The quantum logic clock -- perhaps best known for showing you age faster if you stand on a stool -- has climbed back to the leading performance echelons of the world's experimental atomic clocks.
The research group of Prof. Junsuk Rho, Sunae So and Jungho Mun of Department of Mechanical Engineering and Department of Chemical Engineering at POSTECH developed a design with a higher degree of freedom which allows to choose materials and to design photonic structures arbitrarily by using Deep Learning.
Rice University engineers use their carbon nanotube films to create a device to recycle waste heat. The device could enhance solar cell output and increase the efficiency of industrial waste-heat recovery.
For some phenomena in quantum many-body physics several competing theories exist. But which of them describes a quantum phenomenon best? A team of researchers from the Technical University of Munich (TUM) and Harvard University in the United States has now successfully deployed artificial neural networks for image analysis of quantum systems.
X-ray imaging shows that nanostructured silica acts as a protective vehicle to deliver intact antigen to the intestine so that it can trigger an immune response. The material can give rise to a polyvaccine against six diseases.
Researchers at the National Institute of Standards and Technology (NIST) have upgraded their compact atomic gyroscope to enable multitasking measurement capabilities and measure its performance, important steps toward practical applications.
Glass for technologies like displays, tablets, laptops, smartphones, and solar cells need to pass light through, but could benefit from a surface that repels water, dirt, oil, and other liquids. Researchers from the University of Pittsburgh's Swanson School of Engineering have created a nanostructure glass that takes inspiration from the wings of the glasswing butterfly to create a new type of glass that is not only very clear across a wide variety of wavelengths and angles, but is also antifogging.
As a cucumber plant grows, it sprouts tightly coiled tendrils that seek out supports in order to pull the plant upward. This ensures the plant receives as much sunlight exposure as possible.
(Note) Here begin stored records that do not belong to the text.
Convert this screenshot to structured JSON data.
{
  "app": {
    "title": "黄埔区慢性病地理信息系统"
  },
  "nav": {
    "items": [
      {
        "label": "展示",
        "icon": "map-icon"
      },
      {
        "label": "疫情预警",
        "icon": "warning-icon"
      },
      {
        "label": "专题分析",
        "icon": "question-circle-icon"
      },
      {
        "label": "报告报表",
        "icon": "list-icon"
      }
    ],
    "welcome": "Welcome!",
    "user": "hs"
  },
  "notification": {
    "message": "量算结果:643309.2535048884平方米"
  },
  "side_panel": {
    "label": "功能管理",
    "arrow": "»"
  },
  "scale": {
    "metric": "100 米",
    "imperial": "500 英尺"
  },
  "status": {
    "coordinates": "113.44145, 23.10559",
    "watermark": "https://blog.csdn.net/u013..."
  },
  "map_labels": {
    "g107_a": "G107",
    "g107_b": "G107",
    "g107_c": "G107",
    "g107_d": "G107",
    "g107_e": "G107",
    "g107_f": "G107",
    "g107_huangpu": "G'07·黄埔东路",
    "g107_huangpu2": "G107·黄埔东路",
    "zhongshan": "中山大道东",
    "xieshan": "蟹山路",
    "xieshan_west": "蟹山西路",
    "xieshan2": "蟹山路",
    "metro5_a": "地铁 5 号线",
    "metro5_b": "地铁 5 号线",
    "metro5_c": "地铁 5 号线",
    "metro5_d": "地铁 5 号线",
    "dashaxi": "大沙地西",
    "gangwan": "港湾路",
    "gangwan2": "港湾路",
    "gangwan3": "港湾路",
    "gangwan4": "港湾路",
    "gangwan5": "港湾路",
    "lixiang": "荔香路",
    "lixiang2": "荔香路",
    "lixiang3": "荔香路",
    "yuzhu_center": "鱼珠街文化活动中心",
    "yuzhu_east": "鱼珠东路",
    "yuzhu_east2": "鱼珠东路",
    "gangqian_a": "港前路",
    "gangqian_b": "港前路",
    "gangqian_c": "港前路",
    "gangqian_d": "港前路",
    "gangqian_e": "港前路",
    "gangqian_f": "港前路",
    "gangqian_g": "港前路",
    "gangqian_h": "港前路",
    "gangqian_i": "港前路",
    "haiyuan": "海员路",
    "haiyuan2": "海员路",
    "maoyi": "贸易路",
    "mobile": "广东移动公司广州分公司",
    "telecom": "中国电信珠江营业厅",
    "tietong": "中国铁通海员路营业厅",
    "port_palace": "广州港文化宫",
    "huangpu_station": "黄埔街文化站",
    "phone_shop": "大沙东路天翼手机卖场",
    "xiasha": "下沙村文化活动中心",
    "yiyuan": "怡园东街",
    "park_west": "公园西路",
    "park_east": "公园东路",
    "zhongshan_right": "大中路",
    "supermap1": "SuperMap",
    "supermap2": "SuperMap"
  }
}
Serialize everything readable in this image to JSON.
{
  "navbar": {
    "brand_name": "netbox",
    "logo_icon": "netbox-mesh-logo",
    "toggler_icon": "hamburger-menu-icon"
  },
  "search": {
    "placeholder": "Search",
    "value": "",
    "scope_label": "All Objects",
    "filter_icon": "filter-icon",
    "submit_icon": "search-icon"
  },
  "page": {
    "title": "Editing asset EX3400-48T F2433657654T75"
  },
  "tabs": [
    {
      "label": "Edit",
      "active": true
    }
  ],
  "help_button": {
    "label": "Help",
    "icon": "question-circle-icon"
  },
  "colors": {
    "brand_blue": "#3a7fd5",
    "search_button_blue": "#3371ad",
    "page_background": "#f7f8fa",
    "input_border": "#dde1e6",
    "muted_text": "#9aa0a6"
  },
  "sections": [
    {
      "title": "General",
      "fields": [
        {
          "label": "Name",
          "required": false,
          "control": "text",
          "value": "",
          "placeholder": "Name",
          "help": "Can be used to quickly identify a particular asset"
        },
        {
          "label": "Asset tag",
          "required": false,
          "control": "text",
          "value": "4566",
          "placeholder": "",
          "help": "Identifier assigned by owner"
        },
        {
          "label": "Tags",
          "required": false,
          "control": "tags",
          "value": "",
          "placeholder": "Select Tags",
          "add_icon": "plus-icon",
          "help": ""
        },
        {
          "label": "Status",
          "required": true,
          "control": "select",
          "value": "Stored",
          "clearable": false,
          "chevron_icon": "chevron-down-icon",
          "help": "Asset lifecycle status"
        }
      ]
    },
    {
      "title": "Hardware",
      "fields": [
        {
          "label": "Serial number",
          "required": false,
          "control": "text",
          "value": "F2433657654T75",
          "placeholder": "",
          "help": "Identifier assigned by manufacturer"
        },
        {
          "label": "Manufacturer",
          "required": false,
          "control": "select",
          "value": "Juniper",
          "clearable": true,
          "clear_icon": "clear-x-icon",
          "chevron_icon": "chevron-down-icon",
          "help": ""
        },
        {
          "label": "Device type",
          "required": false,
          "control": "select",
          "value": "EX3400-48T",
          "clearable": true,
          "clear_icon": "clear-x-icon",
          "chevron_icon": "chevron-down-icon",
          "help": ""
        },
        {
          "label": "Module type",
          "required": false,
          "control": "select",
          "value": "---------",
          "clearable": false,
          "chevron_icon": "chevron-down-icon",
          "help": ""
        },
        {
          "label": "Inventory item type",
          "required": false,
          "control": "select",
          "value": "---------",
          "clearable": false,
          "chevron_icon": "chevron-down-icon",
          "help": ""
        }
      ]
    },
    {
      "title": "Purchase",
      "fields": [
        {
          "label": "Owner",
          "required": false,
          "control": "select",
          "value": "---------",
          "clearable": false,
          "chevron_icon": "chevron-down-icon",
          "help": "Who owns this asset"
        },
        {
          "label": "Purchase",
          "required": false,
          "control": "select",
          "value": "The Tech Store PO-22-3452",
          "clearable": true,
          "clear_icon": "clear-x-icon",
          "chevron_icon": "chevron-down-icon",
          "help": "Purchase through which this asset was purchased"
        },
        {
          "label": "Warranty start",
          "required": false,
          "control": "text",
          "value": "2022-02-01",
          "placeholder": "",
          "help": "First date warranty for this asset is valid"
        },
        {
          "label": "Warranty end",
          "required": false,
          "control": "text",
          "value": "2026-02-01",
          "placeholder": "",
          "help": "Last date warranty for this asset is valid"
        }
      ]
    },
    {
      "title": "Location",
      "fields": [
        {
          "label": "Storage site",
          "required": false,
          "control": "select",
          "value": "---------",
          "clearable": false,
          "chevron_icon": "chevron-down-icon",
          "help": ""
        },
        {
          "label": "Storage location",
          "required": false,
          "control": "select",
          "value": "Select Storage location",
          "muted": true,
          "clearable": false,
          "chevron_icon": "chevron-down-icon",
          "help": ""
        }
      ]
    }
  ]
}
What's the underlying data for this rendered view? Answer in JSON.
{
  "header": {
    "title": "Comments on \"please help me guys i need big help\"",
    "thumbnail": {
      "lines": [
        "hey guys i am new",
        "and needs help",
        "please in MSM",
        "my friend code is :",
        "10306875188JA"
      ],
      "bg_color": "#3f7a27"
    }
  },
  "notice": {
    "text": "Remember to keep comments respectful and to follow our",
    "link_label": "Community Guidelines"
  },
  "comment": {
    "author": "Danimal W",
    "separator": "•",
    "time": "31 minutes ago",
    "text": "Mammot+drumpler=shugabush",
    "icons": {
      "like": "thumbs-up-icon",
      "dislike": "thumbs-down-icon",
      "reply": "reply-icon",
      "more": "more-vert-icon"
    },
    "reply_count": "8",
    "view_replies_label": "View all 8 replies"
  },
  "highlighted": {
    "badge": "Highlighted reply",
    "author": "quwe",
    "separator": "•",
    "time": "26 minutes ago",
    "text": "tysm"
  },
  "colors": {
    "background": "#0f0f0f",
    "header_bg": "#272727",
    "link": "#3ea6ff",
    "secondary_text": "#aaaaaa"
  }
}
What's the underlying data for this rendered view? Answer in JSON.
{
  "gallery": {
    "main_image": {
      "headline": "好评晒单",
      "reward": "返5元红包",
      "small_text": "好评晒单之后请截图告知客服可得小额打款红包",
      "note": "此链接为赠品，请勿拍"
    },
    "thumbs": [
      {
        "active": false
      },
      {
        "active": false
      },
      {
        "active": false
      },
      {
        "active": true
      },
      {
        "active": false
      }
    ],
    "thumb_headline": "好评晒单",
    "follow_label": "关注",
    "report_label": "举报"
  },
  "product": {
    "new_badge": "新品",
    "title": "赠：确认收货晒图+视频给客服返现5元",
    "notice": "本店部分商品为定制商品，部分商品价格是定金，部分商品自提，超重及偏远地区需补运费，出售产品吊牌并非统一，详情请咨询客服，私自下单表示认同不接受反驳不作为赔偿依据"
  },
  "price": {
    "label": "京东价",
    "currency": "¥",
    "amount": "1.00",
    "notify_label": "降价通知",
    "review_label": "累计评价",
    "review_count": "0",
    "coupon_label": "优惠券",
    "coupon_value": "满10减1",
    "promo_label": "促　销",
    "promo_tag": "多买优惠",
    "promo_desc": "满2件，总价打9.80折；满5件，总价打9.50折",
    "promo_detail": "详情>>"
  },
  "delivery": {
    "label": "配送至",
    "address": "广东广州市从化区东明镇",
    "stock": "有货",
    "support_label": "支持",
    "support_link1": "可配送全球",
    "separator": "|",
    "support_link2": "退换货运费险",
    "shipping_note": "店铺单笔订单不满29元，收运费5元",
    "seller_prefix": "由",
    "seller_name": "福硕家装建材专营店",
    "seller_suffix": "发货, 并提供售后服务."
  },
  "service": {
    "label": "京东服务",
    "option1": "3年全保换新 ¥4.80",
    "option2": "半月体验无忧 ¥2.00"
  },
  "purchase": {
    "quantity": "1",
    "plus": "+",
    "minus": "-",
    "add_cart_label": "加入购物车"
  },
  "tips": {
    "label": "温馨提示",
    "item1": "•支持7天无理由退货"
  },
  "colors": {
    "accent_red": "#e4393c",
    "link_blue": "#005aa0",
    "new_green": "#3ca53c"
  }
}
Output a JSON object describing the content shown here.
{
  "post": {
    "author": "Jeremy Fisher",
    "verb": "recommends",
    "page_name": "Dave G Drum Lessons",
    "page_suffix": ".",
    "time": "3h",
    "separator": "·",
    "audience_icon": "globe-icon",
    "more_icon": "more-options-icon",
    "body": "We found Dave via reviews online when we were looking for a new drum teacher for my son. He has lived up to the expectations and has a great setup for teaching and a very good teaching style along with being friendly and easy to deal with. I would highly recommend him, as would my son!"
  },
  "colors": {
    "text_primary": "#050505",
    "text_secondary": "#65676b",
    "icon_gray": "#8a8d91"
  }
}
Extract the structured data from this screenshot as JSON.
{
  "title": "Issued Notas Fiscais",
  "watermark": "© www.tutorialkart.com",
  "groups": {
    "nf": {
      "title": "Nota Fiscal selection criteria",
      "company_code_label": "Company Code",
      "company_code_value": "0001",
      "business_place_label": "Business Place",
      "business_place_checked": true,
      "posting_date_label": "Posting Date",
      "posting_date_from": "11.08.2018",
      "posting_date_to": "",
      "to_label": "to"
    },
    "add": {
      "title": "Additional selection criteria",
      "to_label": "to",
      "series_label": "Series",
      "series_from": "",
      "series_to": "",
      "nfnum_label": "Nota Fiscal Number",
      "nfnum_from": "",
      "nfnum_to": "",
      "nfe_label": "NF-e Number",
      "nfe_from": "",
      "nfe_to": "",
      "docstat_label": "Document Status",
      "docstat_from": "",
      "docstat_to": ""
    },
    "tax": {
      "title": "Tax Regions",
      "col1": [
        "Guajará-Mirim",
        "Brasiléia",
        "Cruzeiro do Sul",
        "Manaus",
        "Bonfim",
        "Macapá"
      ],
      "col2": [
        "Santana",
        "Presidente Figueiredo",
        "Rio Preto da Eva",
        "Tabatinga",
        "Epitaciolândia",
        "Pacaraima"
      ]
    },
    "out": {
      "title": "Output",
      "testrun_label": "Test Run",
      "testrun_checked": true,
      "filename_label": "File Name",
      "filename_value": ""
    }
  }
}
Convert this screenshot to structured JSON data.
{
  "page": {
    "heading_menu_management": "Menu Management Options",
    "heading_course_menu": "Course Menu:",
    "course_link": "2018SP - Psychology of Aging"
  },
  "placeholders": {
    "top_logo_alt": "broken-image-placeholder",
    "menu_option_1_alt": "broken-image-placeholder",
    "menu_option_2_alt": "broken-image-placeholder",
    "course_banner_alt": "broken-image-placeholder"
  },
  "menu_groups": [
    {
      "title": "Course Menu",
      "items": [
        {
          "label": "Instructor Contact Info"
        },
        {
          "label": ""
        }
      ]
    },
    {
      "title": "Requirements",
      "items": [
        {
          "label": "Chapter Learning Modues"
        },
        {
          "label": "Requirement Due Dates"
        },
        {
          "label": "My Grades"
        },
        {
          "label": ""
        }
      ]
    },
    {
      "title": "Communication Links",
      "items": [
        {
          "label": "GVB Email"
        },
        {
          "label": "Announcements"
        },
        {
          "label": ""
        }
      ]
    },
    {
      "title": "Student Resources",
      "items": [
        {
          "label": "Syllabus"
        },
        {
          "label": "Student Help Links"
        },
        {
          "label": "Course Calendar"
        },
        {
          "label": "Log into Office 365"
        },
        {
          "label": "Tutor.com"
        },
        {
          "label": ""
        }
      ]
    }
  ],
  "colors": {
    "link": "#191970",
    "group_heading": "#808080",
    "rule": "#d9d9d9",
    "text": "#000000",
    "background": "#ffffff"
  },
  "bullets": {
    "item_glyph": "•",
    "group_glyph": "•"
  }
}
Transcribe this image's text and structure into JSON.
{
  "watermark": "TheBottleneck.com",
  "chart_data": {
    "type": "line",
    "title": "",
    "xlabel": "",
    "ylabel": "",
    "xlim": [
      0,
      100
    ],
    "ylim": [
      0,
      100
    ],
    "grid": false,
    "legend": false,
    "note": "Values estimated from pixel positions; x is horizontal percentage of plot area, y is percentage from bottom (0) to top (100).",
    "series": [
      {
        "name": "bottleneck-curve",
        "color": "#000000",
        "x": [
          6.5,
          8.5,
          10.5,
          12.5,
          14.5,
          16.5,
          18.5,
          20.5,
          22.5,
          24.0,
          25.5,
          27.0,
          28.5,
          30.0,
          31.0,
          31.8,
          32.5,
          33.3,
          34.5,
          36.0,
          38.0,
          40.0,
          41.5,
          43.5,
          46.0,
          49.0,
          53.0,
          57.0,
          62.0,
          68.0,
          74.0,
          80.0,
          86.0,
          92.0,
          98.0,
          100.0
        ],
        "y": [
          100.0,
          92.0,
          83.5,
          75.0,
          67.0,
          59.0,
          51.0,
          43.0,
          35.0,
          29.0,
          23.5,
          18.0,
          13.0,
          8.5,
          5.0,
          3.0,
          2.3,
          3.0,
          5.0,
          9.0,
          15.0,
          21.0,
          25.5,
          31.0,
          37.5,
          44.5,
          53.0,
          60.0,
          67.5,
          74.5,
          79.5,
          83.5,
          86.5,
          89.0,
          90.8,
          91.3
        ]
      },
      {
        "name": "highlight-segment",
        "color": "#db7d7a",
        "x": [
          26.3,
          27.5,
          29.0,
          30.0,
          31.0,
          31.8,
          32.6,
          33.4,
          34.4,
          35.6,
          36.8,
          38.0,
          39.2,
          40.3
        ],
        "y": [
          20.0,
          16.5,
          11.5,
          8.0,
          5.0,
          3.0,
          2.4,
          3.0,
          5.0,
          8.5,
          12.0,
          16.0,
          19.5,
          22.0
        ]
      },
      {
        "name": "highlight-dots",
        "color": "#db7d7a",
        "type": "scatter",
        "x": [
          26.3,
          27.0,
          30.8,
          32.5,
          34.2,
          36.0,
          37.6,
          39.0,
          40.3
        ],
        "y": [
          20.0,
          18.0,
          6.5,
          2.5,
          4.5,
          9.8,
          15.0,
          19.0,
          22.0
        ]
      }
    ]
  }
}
Now, researchers at MIT have found a way to imitate this coiling-and-pulling mechanism to produce contracting fibers that could be used as artificial muscles for robots, prosthetic limbs, or other mechanical and biomedical applications.
Over the last 15 years, researchers at The University of Texas at Dallas and their international colleagues have invented several types of strong, powerful artificial muscles using materials ranging from high-tech carbon nanotubes (CNTs) to ordinary fishing line. In a new study published July 12, 2019 in the journal Science, the researchers describe their latest advance, called sheath-run artificial muscles, or SRAMs.
Graphene is a revolutionary nanomaterial, the discovery of which led to a Nobel Prize. By mixing graphite with bacteria, Rochester scientists are making graphene easier and more environmentally friendly to produce, paving the way for future products and applications.